Christians “are weavers of dialogue where hostility is growing; models of fraternal life where society is experiencing tension and hostility; bringers of the sweet fragrance of hospitality and solidarity where personal and collective selfishness too often prevails, protectors and guardians of life where the culture of death reigns.”
Bratislava (AsiaNews) – Pope Francis delivered his last message today before leaving Slovakia, warning Christians that “faith cannot be reduced to a sweetener to make life more palatable.
In his address, the pontiff urged Christians not to be hostile to the world noting that as “Jesus is a sign of contradiction,” they too should be a “sign of contradiction,” open to dialogue, friendship and solidarity, defenders of life.
The National Marian Shrine in Šaštín, where Francis celebrated the last Mass of his journey, has been dedicated to Our Lady of the Seven Sorrows (pictured), the country’s patron saint, since the 1700s.
Today, on her feast day, more than 60,000 people gathered in front of the shrine, which houses a 16th century wooden Pietà, declared miraculous in 1732, after the examination of 726 cases.
Pope Francis, who donated a golden rose to the shrine, made his way among the crowd on his popemobile; among the pilgrims, Slovak President Zuzana Čaputová (pictured).
In his homily, the Holy Father spoke of Mary as a "model of faith” and about how Christians can be “prophetic”.
“This has nothing to do with hostility toward the world, but with being ‘signs of contradiction’ within the world. Christians who can demonstrate the beauty of the Gospel by the way they live. Christians who are weavers of dialogue where hostility is growing; models of fraternal life where society is experiencing tension and hostility; bringers of the sweet fragrance of hospitality and solidarity where personal and collective selfishness too often prevails, protectors and guardians of life where the culture of death reigns.”
The celebration at the shrine began shortly after 9 am (local time) with a moment of prayer by the Pope and the bishops who recited together the prayer of entrustment to the Virgin of the Seven Sorrows. Francis also dedicated his reflection to Mary.
“As the Immaculate Virgin, Mary is the icon of our own vocation, for, like her, we are called to be holy and blameless in love (cf. Eph 1:4), images of Christ.” What is more, in Mary “we can discern three dimensions of faith: [. . .] journey, prophecy and compassion.”
“First, Mary’s is a faith that sets her on a journey” to see her cousin. [. . .] “She did not consider it a privilege to be chosen as the Mother of the Saviour; she did not lose the simple joy of her humility after the visit of the angel; she did not keep thinking about herself within the four walls of her house.”
Instead, “she experienced the gift she had received as a mission to be carried out; she felt urged to open the door and go out; she became completely caught up in God’s own ‘haste’ to reach all people with his saving love.
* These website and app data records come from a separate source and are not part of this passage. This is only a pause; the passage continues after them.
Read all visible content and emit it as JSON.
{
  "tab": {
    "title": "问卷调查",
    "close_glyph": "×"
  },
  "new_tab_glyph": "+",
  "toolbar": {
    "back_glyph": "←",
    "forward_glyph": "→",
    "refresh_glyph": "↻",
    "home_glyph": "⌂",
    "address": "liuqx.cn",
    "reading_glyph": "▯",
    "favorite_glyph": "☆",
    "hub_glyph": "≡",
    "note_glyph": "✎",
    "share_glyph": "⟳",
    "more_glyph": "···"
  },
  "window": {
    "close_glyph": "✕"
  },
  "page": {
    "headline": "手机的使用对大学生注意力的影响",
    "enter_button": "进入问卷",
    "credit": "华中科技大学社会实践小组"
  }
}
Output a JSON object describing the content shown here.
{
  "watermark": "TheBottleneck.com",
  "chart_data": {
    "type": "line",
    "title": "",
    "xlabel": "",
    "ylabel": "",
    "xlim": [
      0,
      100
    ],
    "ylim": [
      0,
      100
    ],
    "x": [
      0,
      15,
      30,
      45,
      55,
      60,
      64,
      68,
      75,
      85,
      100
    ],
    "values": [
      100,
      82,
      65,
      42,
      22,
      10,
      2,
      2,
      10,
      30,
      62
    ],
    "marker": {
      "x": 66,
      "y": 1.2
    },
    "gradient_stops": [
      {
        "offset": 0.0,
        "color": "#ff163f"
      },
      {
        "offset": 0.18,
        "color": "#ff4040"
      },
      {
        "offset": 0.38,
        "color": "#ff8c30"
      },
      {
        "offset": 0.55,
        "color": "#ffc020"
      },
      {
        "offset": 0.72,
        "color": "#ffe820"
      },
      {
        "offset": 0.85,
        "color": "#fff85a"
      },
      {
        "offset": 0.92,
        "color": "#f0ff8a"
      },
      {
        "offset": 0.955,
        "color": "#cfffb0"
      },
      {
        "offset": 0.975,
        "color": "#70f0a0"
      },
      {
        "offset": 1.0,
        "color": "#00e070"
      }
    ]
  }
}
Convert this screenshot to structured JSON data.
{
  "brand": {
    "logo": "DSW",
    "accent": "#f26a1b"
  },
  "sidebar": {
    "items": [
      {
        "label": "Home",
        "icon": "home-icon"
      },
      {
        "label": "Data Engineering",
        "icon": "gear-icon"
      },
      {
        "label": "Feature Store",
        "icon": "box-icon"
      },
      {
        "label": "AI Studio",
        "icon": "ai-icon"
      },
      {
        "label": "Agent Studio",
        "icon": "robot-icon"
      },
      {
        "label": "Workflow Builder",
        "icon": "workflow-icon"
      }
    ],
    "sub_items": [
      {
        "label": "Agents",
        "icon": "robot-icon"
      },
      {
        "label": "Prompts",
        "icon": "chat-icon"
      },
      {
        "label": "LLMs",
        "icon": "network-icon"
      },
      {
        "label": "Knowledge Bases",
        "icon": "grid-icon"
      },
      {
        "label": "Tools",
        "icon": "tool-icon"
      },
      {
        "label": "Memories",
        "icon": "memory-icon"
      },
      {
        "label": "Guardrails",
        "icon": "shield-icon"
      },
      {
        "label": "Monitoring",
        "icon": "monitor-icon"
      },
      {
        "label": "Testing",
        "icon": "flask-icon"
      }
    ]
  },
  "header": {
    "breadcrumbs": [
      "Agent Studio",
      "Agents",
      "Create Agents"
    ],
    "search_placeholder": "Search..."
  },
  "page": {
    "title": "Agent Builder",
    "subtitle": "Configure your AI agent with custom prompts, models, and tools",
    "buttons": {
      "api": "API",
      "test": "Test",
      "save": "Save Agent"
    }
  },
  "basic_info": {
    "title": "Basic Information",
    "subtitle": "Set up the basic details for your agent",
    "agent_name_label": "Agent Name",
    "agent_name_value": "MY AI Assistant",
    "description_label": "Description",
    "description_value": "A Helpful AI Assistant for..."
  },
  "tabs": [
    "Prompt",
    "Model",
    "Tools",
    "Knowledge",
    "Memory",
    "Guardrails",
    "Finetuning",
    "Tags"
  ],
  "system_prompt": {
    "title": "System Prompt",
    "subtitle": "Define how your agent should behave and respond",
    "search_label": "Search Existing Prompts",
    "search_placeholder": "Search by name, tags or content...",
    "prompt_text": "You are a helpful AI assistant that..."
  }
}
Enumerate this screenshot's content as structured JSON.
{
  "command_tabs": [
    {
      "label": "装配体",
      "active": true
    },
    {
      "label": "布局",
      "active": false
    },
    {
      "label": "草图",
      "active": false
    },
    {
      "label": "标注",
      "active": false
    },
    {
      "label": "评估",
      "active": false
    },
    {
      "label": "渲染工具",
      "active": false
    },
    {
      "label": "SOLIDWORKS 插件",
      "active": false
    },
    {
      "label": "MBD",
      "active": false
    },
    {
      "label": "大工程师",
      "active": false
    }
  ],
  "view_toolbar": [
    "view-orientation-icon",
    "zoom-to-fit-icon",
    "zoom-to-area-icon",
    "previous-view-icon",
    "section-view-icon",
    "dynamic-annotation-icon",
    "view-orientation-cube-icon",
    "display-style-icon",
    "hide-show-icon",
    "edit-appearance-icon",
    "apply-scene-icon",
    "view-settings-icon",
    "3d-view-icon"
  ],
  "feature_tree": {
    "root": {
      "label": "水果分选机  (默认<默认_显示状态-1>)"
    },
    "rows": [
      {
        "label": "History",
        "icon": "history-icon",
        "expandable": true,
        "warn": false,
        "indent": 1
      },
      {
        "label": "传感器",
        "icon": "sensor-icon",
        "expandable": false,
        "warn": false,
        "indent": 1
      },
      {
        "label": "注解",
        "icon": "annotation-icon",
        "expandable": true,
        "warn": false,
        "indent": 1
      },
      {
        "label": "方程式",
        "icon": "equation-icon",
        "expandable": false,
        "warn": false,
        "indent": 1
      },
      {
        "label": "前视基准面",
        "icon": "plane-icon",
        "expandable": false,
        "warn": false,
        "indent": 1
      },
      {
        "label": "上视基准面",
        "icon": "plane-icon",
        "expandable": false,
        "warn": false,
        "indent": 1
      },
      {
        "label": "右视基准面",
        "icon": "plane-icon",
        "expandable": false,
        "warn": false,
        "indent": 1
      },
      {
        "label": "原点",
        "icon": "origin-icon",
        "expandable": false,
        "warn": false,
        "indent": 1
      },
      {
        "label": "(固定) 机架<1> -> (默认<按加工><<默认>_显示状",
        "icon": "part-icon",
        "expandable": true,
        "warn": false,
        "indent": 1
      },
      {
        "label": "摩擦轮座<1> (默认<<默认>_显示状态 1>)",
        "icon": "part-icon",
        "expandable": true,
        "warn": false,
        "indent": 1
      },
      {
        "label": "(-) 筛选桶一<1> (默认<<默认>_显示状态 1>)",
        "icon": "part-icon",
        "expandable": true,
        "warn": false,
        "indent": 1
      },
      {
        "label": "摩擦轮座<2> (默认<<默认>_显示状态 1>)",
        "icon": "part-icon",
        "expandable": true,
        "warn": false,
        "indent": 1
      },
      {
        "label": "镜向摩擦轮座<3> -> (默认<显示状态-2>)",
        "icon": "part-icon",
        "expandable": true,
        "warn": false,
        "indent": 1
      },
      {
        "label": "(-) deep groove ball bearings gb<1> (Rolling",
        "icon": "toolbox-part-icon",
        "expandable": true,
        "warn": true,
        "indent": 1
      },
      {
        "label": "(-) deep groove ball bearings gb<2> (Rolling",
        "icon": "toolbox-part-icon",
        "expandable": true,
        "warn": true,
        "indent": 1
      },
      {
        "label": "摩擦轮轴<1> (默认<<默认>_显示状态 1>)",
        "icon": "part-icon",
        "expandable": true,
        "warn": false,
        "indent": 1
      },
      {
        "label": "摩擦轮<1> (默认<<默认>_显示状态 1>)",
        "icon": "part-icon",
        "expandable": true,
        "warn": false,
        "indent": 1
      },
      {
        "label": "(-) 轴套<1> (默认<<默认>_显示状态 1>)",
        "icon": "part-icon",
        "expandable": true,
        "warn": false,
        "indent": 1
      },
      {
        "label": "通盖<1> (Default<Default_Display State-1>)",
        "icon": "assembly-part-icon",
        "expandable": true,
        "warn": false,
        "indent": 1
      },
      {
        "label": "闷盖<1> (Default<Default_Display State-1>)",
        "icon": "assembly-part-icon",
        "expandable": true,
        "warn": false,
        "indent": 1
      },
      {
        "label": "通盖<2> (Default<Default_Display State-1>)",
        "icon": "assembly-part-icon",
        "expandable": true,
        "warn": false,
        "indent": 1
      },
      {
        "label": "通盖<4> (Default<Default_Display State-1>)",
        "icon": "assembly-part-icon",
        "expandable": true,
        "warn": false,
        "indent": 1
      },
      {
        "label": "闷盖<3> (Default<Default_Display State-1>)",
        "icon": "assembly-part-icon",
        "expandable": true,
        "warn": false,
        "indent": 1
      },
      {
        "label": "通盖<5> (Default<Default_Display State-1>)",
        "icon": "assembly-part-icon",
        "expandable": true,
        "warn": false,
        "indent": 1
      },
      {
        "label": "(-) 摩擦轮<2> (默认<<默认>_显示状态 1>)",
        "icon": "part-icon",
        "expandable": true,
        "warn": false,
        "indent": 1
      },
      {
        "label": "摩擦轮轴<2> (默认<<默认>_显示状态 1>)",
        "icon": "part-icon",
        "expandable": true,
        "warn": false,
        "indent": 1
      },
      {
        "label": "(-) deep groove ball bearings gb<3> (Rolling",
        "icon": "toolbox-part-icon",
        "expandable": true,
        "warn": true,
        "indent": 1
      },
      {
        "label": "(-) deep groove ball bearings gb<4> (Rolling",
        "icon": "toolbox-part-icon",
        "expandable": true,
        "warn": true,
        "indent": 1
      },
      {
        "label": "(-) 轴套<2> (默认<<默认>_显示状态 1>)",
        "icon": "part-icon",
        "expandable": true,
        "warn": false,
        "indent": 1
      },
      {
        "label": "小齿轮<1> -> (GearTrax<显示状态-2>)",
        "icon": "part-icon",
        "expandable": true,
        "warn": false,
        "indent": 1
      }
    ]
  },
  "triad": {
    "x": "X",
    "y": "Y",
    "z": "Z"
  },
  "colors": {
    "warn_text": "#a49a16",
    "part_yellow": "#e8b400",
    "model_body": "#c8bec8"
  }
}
That is why Mary set out on her journey. She chose the unknowns of the journey over the comfort of her daily routines, the weariness of travel over the peace and quiet of home; the risk of a faith that makes our lives a loving gift to others over a placid piety.”
“Mary’s faith is also prophetic,” for she shows that “Where Jesus is concerned, we cannot remain lukewarm, with a foot in both camps; we cannot. When I accept him, he reveals my contradictions, my idols, my temptations. He becomes my resurrection, the one who always lifts me up when I fall, the one who takes me by the hand and lets me start anew.”
“Mary, Mother of Sorrows, remains at the foot the cross. She simply stands there. She does not run away, or try to save herself, or find ways to alleviate her grief. Here is the proof of true compassion: to remain standing beneath the cross. To stand there weeping, yet with the faith that knows that, in her Son, God transfigures pain and suffering and triumphs over death.
“In contemplating the Sorrowful Mother, may we too open our hearts to a faith that becomes compassion, a faith that identifies with those who are hurting, suffering and forced to bear heavy crosses. A faith that does not remain abstract, but becomes incarnate in fellowship with those in need. A faith that imitates God’s way of doing things, quietly relieves the suffering of our world and waters the soil of history with salvation.”
As he bid his final farewell, Francis said: "I carry you in my heart”. Afterwards, he went straight to the airport. A short farewell ceremony followed before his departure for Rome, where he is expected to land at 3.30 pm (local time). (FP)